Only lines with the string "Jane" are wanted. Pull them out of the data.
MATERIAL FOR THE TASK: Begin
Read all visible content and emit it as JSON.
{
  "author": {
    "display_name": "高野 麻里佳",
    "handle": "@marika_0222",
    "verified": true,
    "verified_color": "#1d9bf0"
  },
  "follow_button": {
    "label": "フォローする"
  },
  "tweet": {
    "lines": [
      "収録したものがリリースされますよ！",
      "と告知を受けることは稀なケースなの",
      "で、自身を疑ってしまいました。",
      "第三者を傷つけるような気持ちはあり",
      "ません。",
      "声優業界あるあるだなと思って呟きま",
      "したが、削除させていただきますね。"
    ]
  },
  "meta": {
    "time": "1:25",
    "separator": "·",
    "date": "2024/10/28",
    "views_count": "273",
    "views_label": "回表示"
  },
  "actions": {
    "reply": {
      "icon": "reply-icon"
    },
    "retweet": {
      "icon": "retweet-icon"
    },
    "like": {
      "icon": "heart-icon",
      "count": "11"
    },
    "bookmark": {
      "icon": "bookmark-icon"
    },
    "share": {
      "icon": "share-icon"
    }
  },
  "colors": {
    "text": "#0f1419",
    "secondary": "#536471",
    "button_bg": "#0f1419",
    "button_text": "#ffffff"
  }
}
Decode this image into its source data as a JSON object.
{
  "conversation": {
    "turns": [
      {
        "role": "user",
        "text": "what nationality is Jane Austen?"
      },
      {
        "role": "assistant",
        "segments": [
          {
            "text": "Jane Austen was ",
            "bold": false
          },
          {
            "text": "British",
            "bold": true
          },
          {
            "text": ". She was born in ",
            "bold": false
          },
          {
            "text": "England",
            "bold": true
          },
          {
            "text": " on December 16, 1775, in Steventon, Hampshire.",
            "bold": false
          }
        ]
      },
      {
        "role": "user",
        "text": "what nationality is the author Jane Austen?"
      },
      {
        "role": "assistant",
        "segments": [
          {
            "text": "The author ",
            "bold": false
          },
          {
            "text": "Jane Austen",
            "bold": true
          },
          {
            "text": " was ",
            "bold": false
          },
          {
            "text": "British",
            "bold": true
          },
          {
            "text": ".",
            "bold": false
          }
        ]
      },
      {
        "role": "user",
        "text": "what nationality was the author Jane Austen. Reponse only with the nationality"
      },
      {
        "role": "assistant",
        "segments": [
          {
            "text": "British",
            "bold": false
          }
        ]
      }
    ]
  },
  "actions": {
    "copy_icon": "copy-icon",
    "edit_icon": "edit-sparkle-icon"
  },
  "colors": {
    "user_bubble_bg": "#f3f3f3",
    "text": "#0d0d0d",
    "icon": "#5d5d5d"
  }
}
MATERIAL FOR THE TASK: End
**SOLUTION FOR THIS PROBLEM:**
        "text": "what nationality is Jane Austen?"
            "text": "Jane Austen was ",
        "text": "what nationality is the author Jane Austen?"
            "text": "Jane Austen",
        "text": "what nationality was the author Jane Austen. Reponse only with the nationality"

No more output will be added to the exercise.